Agricultural mechanization on is now high on the policy agenda of many African countries, yet few of these efforts emphasize the development of knowledge and skills (see PARI Policy Brief No. 5). However, without the appropriate knowledge and skills, using farm machinery is not very profi table. For example, the International Food Policy Research Institute (IFPRI) found that more than 80% of the tractor-owners in Ghana regularly face long breakdowns of their equipment due to a lack of knowledge and skills on adequate operation on and maintenance. A look into history shows that fully mechanized countries such as the United States of America and Germany once faced similar problems.

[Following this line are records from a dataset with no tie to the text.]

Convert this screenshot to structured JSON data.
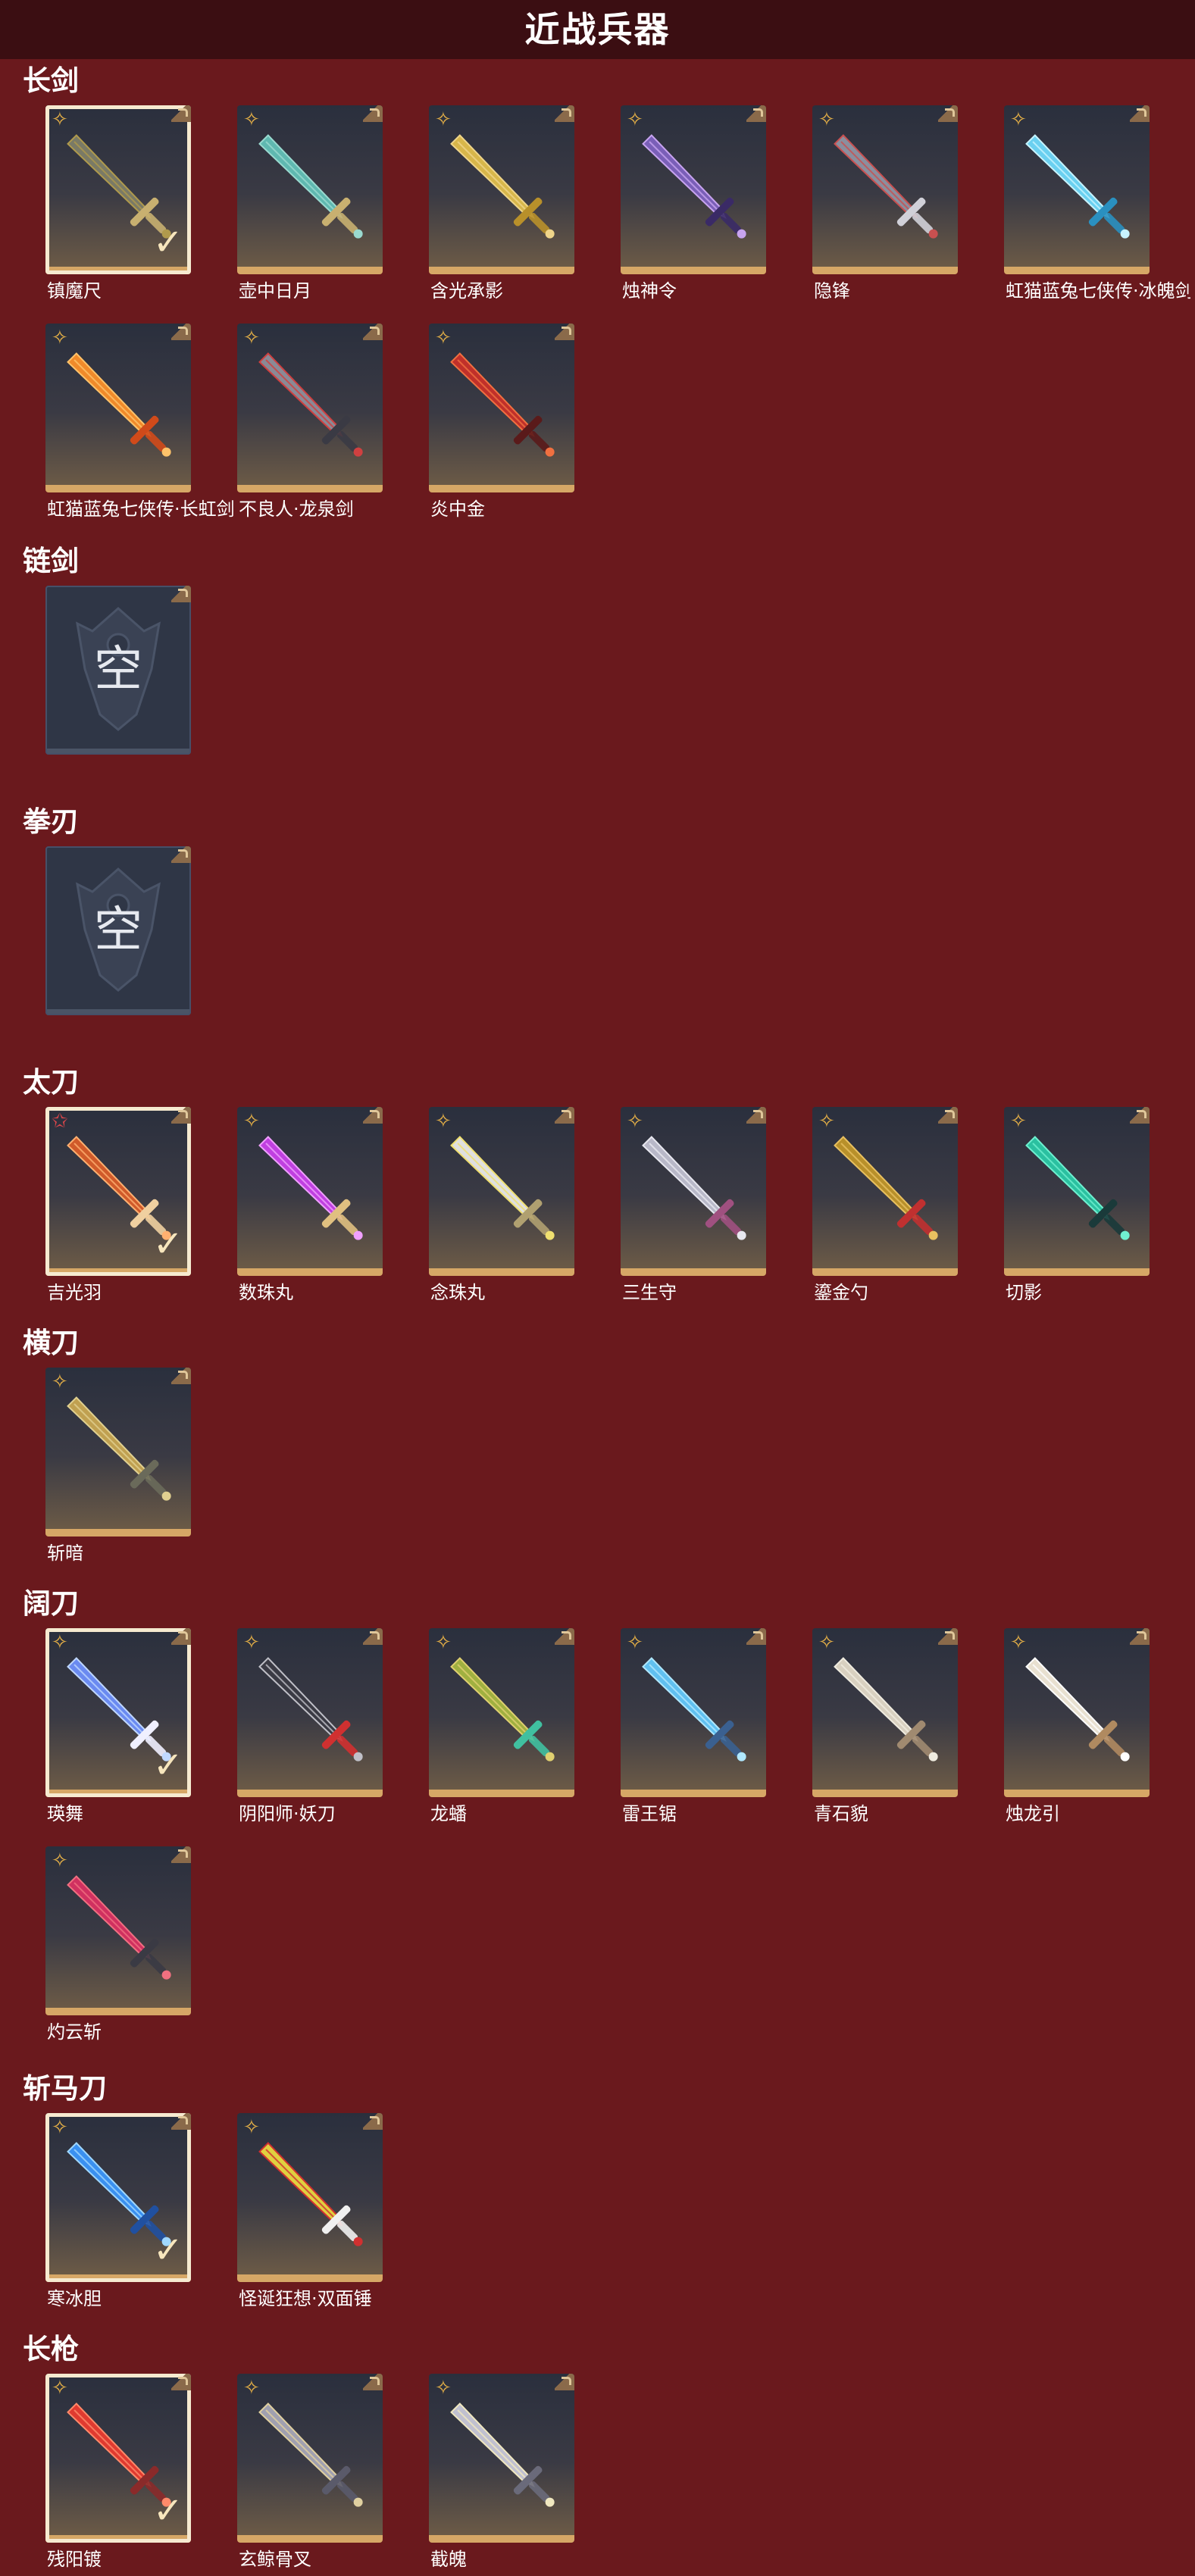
{
  "header": {
    "title": "近战兵器"
  },
  "icons": {
    "rarity": "star-badge-icon",
    "equipped": "checkmark-icon",
    "corner": "expand-corner-icon",
    "empty": "empty-slot-emblem-icon"
  },
  "colors": {
    "background": "#6a191d",
    "header_bg": "#3b0e12",
    "card_trim": "#d6a766",
    "rarity_gold": "#e8b247",
    "rarity_red": "#e0474b"
  },
  "sections": [
    {
      "title": "长剑",
      "items": [
        {
          "label": "镇魔尺",
          "rarity": "gold",
          "equipped": true
        },
        {
          "label": "壶中日月",
          "rarity": "gold",
          "equipped": false
        },
        {
          "label": "含光承影",
          "rarity": "gold",
          "equipped": false
        },
        {
          "label": "烛神令",
          "rarity": "gold",
          "equipped": false
        },
        {
          "label": "隐锋",
          "rarity": "gold",
          "equipped": false
        },
        {
          "label": "虹猫蓝兔七侠传·冰魄剑",
          "rarity": "gold",
          "equipped": false
        },
        {
          "label": "虹猫蓝兔七侠传·长虹剑",
          "rarity": "gold",
          "equipped": false
        },
        {
          "label": "不良人·龙泉剑",
          "rarity": "gold",
          "equipped": false
        },
        {
          "label": "炎中金",
          "rarity": "gold",
          "equipped": false
        }
      ]
    },
    {
      "title": "链剑",
      "items": [
        {
          "label": "",
          "empty": true,
          "empty_text": "空"
        }
      ]
    },
    {
      "title": "拳刃",
      "items": [
        {
          "label": "",
          "empty": true,
          "empty_text": "空"
        }
      ]
    },
    {
      "title": "太刀",
      "items": [
        {
          "label": "吉光羽",
          "rarity": "red",
          "equipped": true
        },
        {
          "label": "数珠丸",
          "rarity": "gold",
          "equipped": false
        },
        {
          "label": "念珠丸",
          "rarity": "gold",
          "equipped": false
        },
        {
          "label": "三生守",
          "rarity": "gold",
          "equipped": false
        },
        {
          "label": "鎏金勺",
          "rarity": "gold",
          "equipped": false
        },
        {
          "label": "切影",
          "rarity": "gold",
          "equipped": false
        }
      ]
    },
    {
      "title": "横刀",
      "items": [
        {
          "label": "斩暗",
          "rarity": "gold",
          "equipped": false
        }
      ]
    },
    {
      "title": "阔刀",
      "items": [
        {
          "label": "瑛舞",
          "rarity": "gold",
          "equipped": true
        },
        {
          "label": "阴阳师·妖刀",
          "rarity": "gold",
          "equipped": false
        },
        {
          "label": "龙蟠",
          "rarity": "gold",
          "equipped": false
        },
        {
          "label": "雷王锯",
          "rarity": "gold",
          "equipped": false
        },
        {
          "label": "青石貌",
          "rarity": "gold",
          "equipped": false
        },
        {
          "label": "烛龙引",
          "rarity": "gold",
          "equipped": false
        },
        {
          "label": "灼云斩",
          "rarity": "gold",
          "equipped": false
        }
      ]
    },
    {
      "title": "斩马刀",
      "items": [
        {
          "label": "寒冰胆",
          "rarity": "gold",
          "equipped": true
        },
        {
          "label": "怪诞狂想·双面锤",
          "rarity": "gold",
          "equipped": false
        }
      ]
    },
    {
      "title": "长枪",
      "items": [
        {
          "label": "残阳镀",
          "rarity": "gold",
          "equipped": true
        },
        {
          "label": "玄鲸骨叉",
          "rarity": "gold",
          "equipped": false
        },
        {
          "label": "截魄",
          "rarity": "gold",
          "equipped": false
        }
      ]
    }
  ]
}
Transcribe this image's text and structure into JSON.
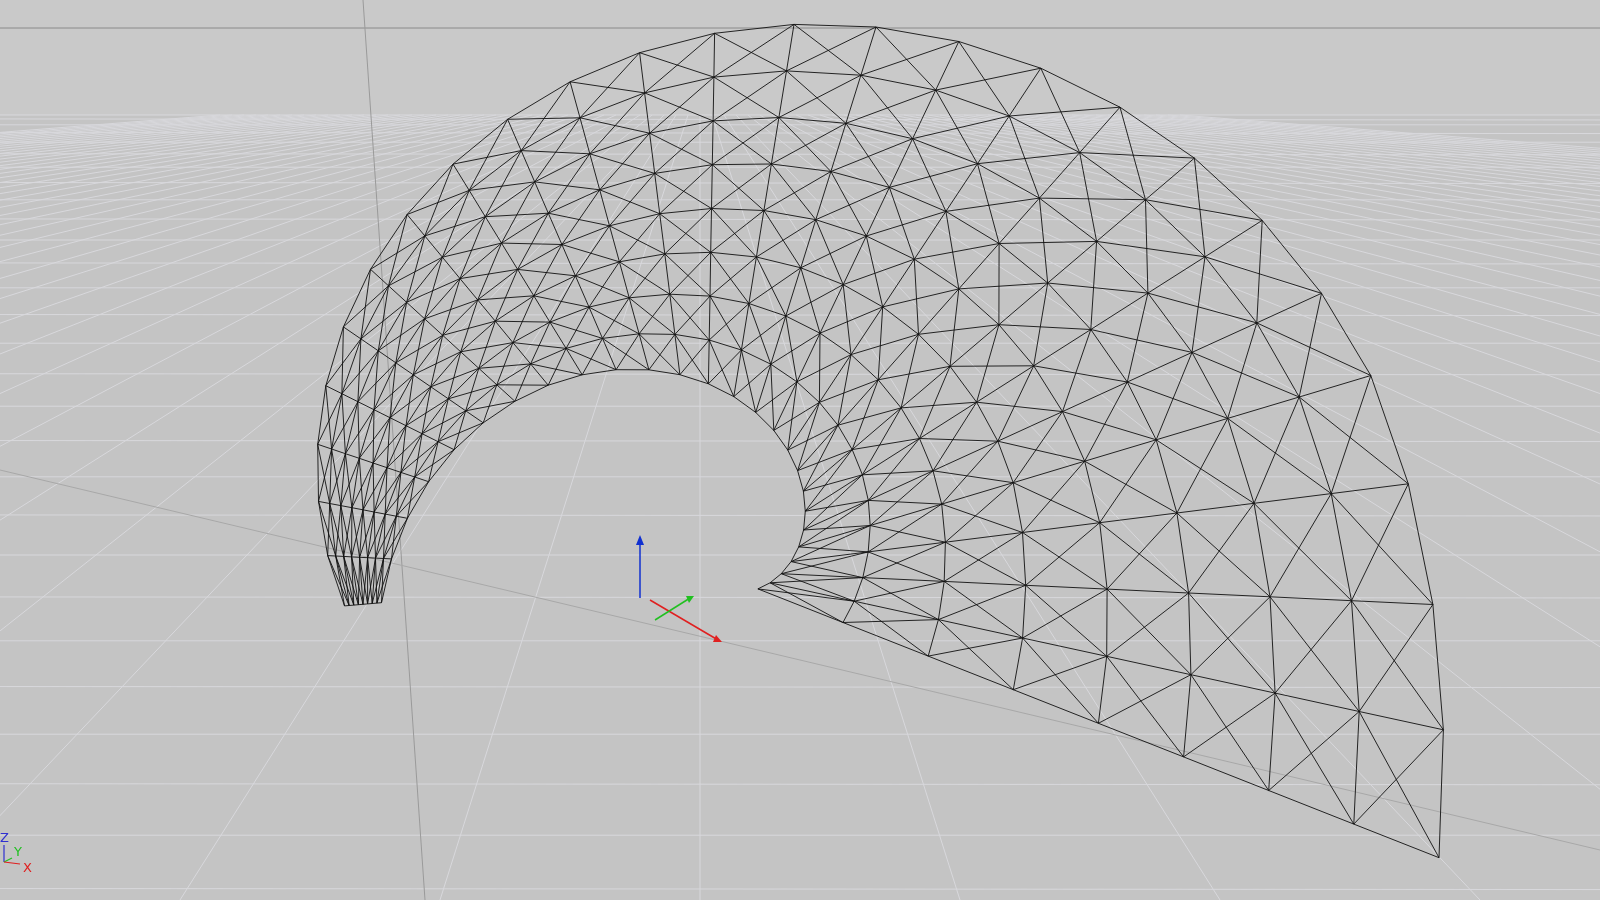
{
  "viewport": {
    "axis_indicator": {
      "z": "Z",
      "y": "Y",
      "x": "X"
    }
  }
}
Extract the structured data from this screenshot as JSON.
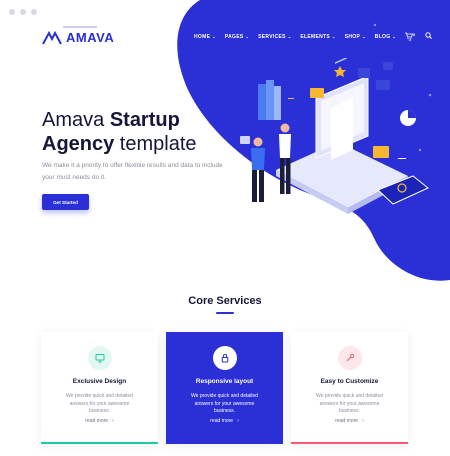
{
  "brand": {
    "name": "AMAVA"
  },
  "nav": {
    "items": [
      {
        "label": "HOME"
      },
      {
        "label": "PAGES"
      },
      {
        "label": "SERVICES"
      },
      {
        "label": "ELEMENTS"
      },
      {
        "label": "SHOP"
      },
      {
        "label": "BLOG"
      }
    ],
    "cart_count": "0"
  },
  "hero": {
    "title_plain_1": "Amava ",
    "title_bold_1": "Startup",
    "title_bold_2": "Agency",
    "title_plain_2": " template",
    "description": "We make it a priority to offer flexible results and data to include your must needs do it.",
    "cta_label": "Get Started"
  },
  "services": {
    "title": "Core Services",
    "cards": [
      {
        "title": "Exclusive Design",
        "text": "We provide quick and detailed answers for your awesome business.",
        "link": "read more",
        "icon": "monitor-icon",
        "accent": "#1fc9a1",
        "icon_bg": "#e3f8f2"
      },
      {
        "title": "Responsive layout",
        "text": "We provide quick and detailed answers for your awesome business.",
        "link": "read more",
        "icon": "lock-icon",
        "accent": "#ffffff",
        "icon_bg": "#ffffff"
      },
      {
        "title": "Easy to Customize",
        "text": "We provide quick and detailed answers for your awesome business.",
        "link": "read more",
        "icon": "wrench-icon",
        "accent": "#f25c74",
        "icon_bg": "#fde7ea"
      }
    ]
  },
  "colors": {
    "primary": "#2b2fd6",
    "heading": "#14163a",
    "muted": "#8a8da3"
  }
}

This policy brief analyses how the United States and Germany built up the knowledge and skills needed for successful mechanization on and derives insights that are relevant for developing countries.
The policy brief is based on the study: Daum, Thomas; Huffman, Wallace E.; and Birner, Regina, “How to create conducive institutions to enable agricultural mechanization: A comparative historical study from the United States and Germany” (2018). Economics Working Papers: Department of Economics, Iowa State University. 18009.